Okay, this movie is not about solo hiking either, but it is a well-done documentary that details a trek from Mexico to Canada.
There is much more to this story. It is about two guys who separately started after their dream, only to contemplate quitting three days in.
It is a story about what happens when you stop dreaming about adventure and go find it.
Hum. Well. This is not a solo hiking movie either. It is the story of the 2668 mile thru-hike on America's premier long-distance footpath, the Pacific Crest Trail.
To Purchase or Rent:
A group (yep! Not a solo hike) of artists leave their daily lives to hike and record California's historic John Muir Trail.
The 219-mile stretch goes from Yosemite to Mt. Whitney.
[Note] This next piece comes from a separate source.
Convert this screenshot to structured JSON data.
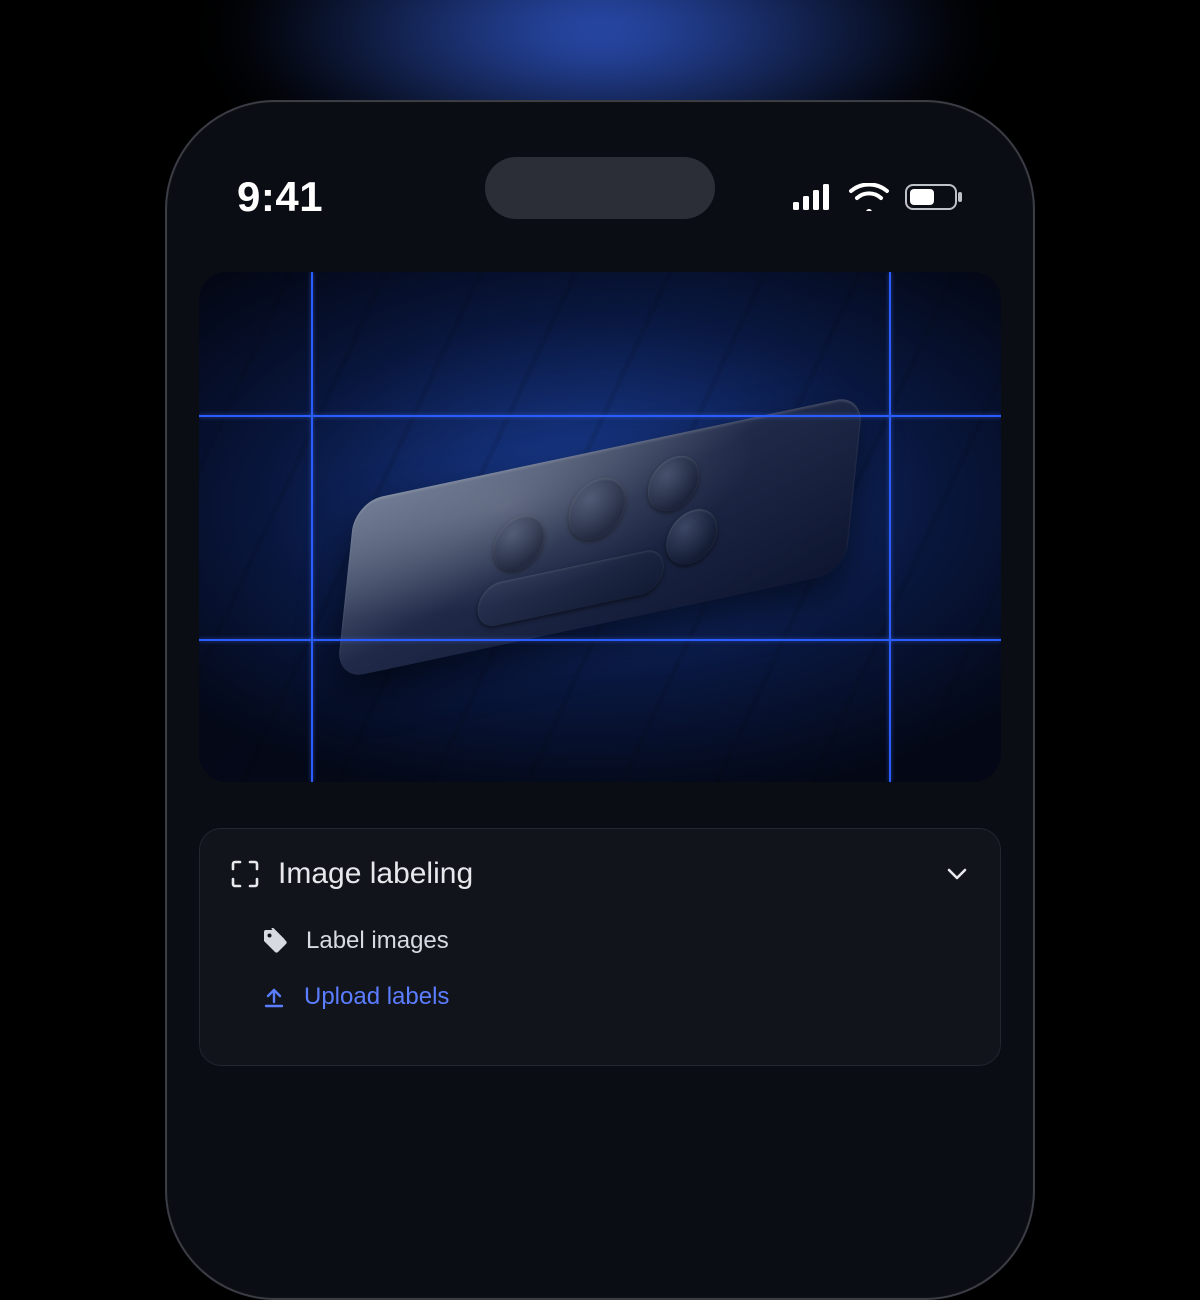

This documentary affirms that it is about the journey, not the destination.
Yay! Here you go! This is a 10th Anniversary Edition of the original movie about one woman’s long-distance hike on America’s legendary Appalachian Trail.
In this true story, the hikers leave their jobs behind to spend five months walking the Pacific Trail. They love the comforts of home, but something pulls them to nature.
Final Thoughts on Solo Hiking for Beginners
This article was about solo hiking for beginners, and hopefully, you have gained some valuable advice.
The best advice of all is to start. Make a move; take the first step. Learn as you go and trust your instincts.
We leave you with one final quote from Thoreau: “I went to the woods because I wished to live deliberately, to front only the essential facts of life, and see if I could not learn what it had to teach, and not, when I came to die, discover that I had not lived.” Go live.